As the SST and other programs illustrate, there is no fixed formula for transitioning a DARPA technology into the field. The mode of transition is often effectively discovered as program managers, DARPA transition professionals, liaisons, service branch officials, and the investigators whose work is solicited or supported by DARPA, collectively move a technology forward. In many transitions, such as the recent transfer of the LUKE arm to the commercial sector, DARPA will develop technologies to a point where the risk becomes low enough for civilian entities to take over development. In these cases, private capital and commerce can drive further advances and efficiencies that may, down the road, facilitate incorporation into military systems. Often, the interplay between the military and civilian researchers is almost symbiotic, with each influencing the other as a technology matures. Much of the technology that the world takes for granted today – the internet, the graphical user interface, the computer mouse, and handheld GPS receivers, for example – can be traced, at least in part, to DARPA-funded projects of decades past.
As Masiello pointed out, tactical grassroots programs such as Remote Advise and Assist (RAA) – which led to a situational awareness and decision-assistance tool for ground troops – in contrast to strategic big-picture programs such as ACTUV and LRASM, illustrate DARPA’s ability to receive and act on requests for capabilities that originate anywhere within the military: from both the bottom and the top. [For more on RAA, see “DARPA at the Tactical Edge”] “Along with the service LNOs, we have insight across the entire portfolio, and are able to match technology to requirements,” he said. “On the one hand, with LRASM, we had a four-star admiral issuing an Urgent Operational Need statement that echoed throughout the department, and DARPA responded to that. On the other hand, we had lower-level discussions with warfighters in the field, to determine what they needed from the RAA, and we responded quickly to address those requirements.”
As the SST and other programs illustrate, there is no fixed formula for transitioning a DARPA technology into the field. The mode of transition is often effectively discovered as program managers, DARPA transition professionals, liaisons, service branch officials, and the investigators whose work is solicited or supported by DARPA, collectively move a technology forward.
It’s easy to measure whether a DARPA transition can be called a success, said Murphy: “When the last DARPA dollar is spent and somebody else is investing significantly – in further research, utilization, buying down the technological risk, or making it more user-friendly – then we consider that a transition success.
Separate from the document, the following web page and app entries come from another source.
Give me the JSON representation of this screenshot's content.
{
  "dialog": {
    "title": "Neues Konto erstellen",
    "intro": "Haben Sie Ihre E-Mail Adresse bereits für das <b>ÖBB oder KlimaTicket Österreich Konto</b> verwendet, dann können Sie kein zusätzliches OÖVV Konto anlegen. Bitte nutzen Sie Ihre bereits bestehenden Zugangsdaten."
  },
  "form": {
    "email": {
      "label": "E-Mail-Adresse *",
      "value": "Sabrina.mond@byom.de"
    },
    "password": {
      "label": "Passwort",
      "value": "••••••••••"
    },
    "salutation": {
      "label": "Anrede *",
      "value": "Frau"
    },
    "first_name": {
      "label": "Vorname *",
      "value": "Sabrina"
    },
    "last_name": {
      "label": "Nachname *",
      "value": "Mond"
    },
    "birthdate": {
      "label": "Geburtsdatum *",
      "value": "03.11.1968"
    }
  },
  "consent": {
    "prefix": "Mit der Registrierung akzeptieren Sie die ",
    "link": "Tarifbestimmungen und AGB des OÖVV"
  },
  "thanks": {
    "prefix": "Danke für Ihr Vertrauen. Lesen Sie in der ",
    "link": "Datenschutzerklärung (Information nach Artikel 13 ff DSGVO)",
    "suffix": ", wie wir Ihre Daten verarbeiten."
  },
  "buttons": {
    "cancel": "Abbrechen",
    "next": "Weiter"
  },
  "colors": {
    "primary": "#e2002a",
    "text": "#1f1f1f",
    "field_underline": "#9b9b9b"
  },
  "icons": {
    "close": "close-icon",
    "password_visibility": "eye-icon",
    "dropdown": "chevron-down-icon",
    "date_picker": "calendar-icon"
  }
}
Sometimes it ends with people sort of liking it and thinking it could be useful someday, or thinking we’re pushing the technology envelope too far.” Programs that end in this way, understandably, don’t make much noise, but they’re evidence that DARPA is staying true to its mission of pursuing the limits of what technology can do.
Whether they begin at the bottom or the top, and whether they transition or not, all DARPA programs have one thing in common: Even before they’re launched, their program managers develop strategies for transitioning anticipated results into the real world. From their first day on the job, DARPA program managers envision that the new extraordinary technology ideas they expect to make real ultimately will make a difference.